Michael Schroeder of the Journal Gazette reports that since a server at the Coventry Pizza Hut was diagnosed with hepatitis A nearly two weeks ago, no related cases have been reported. But health officials – fully aware of the virus’ average month-long incubation period during which infected persons exhibit no outward symptoms – are keeping close watch.

In all, 3,858 people received shots at eight immunization clinics set up in the wake of the hepatitis A diagnosis Aug. 24, Dr. Deborah McMahan, Allen County health commissioner, said Tuesday.
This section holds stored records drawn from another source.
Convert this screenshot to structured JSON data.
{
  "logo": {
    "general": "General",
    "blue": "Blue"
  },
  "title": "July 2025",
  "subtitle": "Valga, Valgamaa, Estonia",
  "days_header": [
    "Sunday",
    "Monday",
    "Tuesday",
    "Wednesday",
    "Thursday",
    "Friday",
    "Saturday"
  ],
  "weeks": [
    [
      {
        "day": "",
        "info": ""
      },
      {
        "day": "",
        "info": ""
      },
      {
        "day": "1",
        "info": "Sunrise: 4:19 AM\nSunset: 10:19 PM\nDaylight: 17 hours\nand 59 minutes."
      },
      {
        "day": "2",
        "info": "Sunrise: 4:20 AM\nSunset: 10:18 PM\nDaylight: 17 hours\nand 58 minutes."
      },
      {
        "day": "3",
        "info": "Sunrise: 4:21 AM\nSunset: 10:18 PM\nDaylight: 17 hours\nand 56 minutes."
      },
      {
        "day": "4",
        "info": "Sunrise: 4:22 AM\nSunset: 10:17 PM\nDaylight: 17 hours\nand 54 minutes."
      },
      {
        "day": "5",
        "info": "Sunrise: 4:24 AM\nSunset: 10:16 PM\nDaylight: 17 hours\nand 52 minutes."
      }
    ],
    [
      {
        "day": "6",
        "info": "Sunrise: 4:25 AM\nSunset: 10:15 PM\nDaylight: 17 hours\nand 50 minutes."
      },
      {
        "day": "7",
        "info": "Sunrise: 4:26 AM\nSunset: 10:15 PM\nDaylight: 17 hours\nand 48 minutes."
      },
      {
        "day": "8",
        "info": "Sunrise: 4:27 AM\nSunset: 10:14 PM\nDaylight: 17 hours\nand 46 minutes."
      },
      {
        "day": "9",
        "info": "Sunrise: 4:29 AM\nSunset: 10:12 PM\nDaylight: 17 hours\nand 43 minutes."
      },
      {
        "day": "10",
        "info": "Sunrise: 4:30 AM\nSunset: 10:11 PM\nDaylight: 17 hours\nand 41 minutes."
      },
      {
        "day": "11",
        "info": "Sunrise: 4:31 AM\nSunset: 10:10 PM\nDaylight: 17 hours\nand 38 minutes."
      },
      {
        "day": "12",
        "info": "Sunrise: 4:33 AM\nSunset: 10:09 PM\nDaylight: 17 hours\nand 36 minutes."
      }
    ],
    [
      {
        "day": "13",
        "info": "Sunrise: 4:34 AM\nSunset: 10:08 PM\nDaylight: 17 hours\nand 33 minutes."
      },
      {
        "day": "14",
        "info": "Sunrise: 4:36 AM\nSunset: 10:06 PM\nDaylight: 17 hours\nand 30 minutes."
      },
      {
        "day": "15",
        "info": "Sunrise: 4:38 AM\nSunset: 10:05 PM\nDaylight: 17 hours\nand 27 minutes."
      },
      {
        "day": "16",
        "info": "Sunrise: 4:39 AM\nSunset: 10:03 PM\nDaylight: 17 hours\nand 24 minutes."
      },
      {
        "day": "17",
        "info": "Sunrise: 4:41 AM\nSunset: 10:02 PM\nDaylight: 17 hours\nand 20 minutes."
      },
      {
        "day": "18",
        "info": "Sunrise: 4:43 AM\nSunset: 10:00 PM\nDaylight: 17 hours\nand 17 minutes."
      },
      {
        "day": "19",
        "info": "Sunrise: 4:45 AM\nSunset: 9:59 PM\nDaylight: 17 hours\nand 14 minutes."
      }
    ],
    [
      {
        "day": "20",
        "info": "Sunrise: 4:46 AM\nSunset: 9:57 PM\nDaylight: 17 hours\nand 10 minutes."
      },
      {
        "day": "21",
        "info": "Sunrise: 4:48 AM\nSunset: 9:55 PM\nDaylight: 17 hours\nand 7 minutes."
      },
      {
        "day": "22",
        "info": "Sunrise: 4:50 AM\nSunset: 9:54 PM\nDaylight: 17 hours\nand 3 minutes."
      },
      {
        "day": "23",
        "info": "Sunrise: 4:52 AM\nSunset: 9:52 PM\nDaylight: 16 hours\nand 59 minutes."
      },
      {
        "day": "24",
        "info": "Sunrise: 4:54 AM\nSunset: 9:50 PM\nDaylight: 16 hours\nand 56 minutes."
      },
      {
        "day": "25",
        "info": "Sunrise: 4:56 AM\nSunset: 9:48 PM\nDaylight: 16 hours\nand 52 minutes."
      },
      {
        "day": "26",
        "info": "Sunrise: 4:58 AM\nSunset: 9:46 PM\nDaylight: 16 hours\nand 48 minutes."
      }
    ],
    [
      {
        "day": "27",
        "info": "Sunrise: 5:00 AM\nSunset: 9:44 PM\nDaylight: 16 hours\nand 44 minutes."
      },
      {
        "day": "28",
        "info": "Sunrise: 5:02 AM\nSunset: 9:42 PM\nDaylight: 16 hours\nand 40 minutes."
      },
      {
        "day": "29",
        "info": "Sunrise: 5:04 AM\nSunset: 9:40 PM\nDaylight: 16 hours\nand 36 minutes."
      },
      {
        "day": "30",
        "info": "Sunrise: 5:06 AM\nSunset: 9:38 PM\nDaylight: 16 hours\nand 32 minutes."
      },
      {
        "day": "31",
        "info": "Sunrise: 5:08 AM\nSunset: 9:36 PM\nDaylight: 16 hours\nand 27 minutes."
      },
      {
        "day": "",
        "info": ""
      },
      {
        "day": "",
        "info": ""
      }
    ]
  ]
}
A total of 219 doses were sent out of the area (though not all were used) to Purdue University, Indiana University, Notre Dame and even Canada, among other locations. The shots are intended mostly for students and some others who ate food from the Coventry Pizza Hut.

Working with the restaurant, the health department estimated that 5,000 to 10,000 people may have been exposed to hepatitis A between Aug. 3 and Aug. 19, when the infected server was working and contagious. A total of 5,100 meals were served during that time.

For now, it’s a wait-and-see game.

Bill Marler, a Seattle-based attorney who has handled a number of class action suits related to hepatitis A cases at restaurants, said it didn’t have to be that way.

Marler commended Pizza Hut on its handling of the case – including paying for shots, supplies and associated medical costs, something he said restaurants rarely do. But he said that restaurants in general should require that employees be vaccinated for hepatitis A so there is no chance the problem will arise in the first place.

“It’s relatively cheap insurance,” Marler said.